The Founder, who wishes to remain anonymous, shared that these people are in reality already entrepreneurs; they simply don’t know how to manage their finances and conduct a business in a sustainable manner. What she does with her movement is teaching them just that and lending them a helping hand to get through their daily struggles in life as most have been shunned or forgotten by society and their own families and are in need of a friend.
She spoke about how some of these people have little shops of their own or, while most of them are women, provide a few extra snacks to shops near their homes to make an extra income to support their families. These ladies already have so much talent, but they are shy and/or afraid as most women are in Sri Lanka, and so they need to be patiently guided to think outside the box and develop their small businesses to achieve their dreams. This is where Ghedora links them with Good Market clients who generally value supporting small businesses and are aware of social enterprises in order to develop their own businesses.

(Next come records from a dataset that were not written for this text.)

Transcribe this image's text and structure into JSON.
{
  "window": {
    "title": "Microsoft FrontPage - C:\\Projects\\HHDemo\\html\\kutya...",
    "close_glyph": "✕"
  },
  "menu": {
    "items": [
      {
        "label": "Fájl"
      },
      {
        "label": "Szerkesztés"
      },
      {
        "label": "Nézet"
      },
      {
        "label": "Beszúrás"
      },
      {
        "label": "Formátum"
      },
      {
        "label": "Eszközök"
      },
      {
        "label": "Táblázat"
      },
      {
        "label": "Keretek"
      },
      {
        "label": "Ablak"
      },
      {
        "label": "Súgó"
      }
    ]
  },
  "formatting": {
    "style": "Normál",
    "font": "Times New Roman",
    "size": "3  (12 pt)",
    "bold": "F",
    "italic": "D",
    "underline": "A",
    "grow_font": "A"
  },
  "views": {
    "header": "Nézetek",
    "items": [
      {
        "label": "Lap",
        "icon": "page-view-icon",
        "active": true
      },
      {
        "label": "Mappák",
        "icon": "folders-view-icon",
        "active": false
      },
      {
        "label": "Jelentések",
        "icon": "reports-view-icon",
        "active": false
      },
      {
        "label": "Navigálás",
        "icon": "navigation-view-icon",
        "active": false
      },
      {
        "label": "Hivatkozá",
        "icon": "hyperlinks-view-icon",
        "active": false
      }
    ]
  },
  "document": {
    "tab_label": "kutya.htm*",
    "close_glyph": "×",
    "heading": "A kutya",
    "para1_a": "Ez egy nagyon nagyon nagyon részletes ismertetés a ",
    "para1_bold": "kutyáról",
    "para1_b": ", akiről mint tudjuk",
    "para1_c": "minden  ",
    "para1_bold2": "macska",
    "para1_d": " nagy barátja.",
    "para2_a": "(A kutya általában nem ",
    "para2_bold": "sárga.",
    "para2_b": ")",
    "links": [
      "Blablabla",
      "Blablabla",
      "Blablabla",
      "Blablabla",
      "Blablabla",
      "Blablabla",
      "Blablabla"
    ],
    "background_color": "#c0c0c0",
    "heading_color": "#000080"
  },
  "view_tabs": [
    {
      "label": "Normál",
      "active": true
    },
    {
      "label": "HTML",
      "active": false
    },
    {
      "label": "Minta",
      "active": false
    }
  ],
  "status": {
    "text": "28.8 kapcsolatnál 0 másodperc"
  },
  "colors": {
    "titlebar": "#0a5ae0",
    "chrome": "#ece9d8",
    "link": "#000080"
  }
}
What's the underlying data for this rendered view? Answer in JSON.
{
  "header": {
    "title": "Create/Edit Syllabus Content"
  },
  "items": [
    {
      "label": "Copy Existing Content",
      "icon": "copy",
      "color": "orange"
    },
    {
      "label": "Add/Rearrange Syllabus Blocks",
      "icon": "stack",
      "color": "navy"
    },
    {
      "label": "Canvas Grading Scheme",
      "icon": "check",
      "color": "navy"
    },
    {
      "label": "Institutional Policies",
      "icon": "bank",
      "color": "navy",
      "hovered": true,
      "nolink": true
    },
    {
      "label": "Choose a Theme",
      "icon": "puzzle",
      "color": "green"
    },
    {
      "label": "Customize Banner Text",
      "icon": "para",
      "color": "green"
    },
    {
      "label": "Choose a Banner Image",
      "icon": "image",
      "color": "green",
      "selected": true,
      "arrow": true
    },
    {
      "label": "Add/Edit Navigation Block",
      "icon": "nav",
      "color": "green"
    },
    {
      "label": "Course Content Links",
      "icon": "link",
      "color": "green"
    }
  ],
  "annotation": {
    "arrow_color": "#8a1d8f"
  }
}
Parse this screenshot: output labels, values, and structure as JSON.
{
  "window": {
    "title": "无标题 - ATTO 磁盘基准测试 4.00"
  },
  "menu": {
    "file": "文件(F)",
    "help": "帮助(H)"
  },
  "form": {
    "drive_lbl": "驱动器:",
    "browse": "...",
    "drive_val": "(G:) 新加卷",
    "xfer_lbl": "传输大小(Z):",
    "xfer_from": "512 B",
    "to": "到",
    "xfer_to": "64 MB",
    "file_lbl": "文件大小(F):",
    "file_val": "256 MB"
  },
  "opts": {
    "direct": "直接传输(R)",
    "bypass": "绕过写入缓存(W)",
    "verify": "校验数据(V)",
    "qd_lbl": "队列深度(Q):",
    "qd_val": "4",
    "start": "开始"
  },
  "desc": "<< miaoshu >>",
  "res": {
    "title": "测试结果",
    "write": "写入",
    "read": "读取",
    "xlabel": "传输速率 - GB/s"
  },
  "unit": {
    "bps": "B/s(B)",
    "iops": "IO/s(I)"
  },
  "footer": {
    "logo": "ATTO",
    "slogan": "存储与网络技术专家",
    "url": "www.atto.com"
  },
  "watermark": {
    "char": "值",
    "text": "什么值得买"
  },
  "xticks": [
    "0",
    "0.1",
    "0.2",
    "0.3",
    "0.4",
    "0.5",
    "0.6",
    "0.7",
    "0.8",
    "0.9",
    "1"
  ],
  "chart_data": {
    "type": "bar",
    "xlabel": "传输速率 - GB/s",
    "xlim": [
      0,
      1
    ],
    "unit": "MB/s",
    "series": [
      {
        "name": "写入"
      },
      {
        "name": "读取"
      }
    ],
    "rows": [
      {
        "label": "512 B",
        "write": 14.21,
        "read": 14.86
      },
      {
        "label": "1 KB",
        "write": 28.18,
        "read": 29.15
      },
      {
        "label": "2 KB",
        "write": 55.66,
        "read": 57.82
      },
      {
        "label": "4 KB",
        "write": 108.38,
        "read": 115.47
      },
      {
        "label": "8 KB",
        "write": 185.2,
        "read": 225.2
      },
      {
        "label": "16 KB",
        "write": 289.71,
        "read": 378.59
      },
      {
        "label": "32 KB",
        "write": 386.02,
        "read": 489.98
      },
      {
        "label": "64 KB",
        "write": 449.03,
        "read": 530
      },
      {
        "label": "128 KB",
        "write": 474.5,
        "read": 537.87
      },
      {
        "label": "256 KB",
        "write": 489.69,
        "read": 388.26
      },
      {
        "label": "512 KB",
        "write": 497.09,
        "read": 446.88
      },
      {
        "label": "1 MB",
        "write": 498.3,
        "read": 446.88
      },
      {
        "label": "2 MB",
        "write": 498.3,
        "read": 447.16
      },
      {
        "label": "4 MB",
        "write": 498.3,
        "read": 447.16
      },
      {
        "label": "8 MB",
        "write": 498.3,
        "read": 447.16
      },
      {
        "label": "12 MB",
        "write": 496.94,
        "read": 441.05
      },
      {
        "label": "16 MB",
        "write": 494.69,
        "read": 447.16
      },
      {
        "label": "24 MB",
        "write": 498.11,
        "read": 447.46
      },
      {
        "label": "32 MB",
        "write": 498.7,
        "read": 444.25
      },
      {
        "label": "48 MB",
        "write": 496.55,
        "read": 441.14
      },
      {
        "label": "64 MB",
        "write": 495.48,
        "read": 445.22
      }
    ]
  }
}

One of their new projects this year, which they launched during lockdown, is called “Ghedora Kaama”, meaning home-cooked food; this is cooked by ladies from low-income homes or single moms struggling but doing their best to survive.
They began every Sunday and now have a larger menu and are able to provide more food weekly as they have more cooks too. Every item is contributed by many families and they encourage eco-packaging with the use of banana leaves too. These leaves are sourced by another “brave soldier” – as the Founder said they like to term those they help – who earns income through a small home business of selling the banana leaves, which is certainly sustainable both economically and environmentally.

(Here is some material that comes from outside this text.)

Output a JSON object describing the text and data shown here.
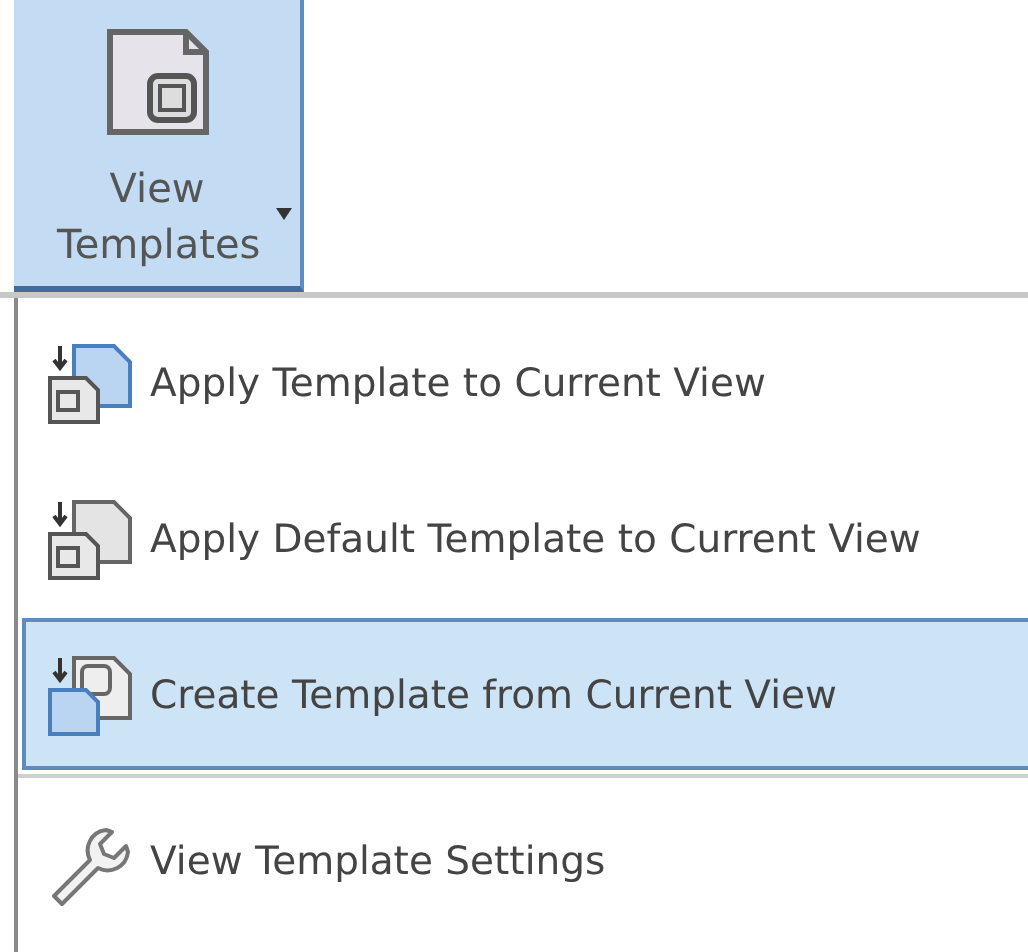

These weekend special lunches include a truly unique surprise. They are called “#BathHappyMeals”, as it is somewhat like happy meals available at fast food outlets but perhaps even better, as it makes more than one family happy and comes with a surprise toy inside. These toys aren’t made out of harmful plastic but instead are handmade out of paper by a few little kids who get paid for the toys they make in order to raise money for their education and help teach them to save for a rainy day. This is also a way for these kids, most of whom come from very sad circumstances and family backgrounds, to heal through art.
While Ghedora finds business opportunities for their clients; they also help them in many other ways such as medical issues and operations, where they channel doctors for them, take them for appointments, and ensure they understand what has been prescribed. Mainly, they are encouraged not to worry too much, which most tend to do due to a lack of awareness and understanding.
Most of their donors like to remain anonymous, as do their volunteers, as they all believe in not letting the left hand know what the right hand does, and pray daily to be a blessing to someone in need every day. When it comes to purchasing brand-new items, however, what they did during this lockdown period as an extension of their project “Gifts of Love” was to buy groceries for those who needed it and give it to them as presents, which is something they usually do during festivals such as Christmas.
“This year was the year we were to launch a few new projects and didn’t realise how timely they would be,” shared the Founder in regard to the work they did this year. “It was heart-warming to see the support we have got for our corona relief work. Special mention to PickMe Foods riders who we used for deliveries to individual homes; we booked Sathosa packs and paid them extra for the delivery to those we could not do ourselves as only two of us (one in Gampaha and another in Colombo) were going out for distributions. The Disaster Management team also played a huge role in helping us. Sakeenah Foundation, Keells Super, Endurance Labs, many influencers, and a whole new bunch of angels in disguise and volunteers stepped up to use their voice for the voiceless, which has been a dream come true for us. Our main mission is to connect those from well-to-do homes with those who are struggling in order to reduce poverty and empower single women.”
Ghedora-Connects’ volunteer team is growing and their Founder is delighted to see the interest she is getting from the younger generation of Sri Lanka, who are largely enthusiastic and genuine about helping those in need. “Those who help each other grow together” is what this extraordinary team believes in and are extremely hopeful for the future post Covid-19; if we all continue to be as kind in true Sri Lankan spirit.
Ghedora, just like its name, focuses on connecting all classes of people together through consistent random acts of kindness to create a more compassionate community of human-“kinds” and not “unkinds”.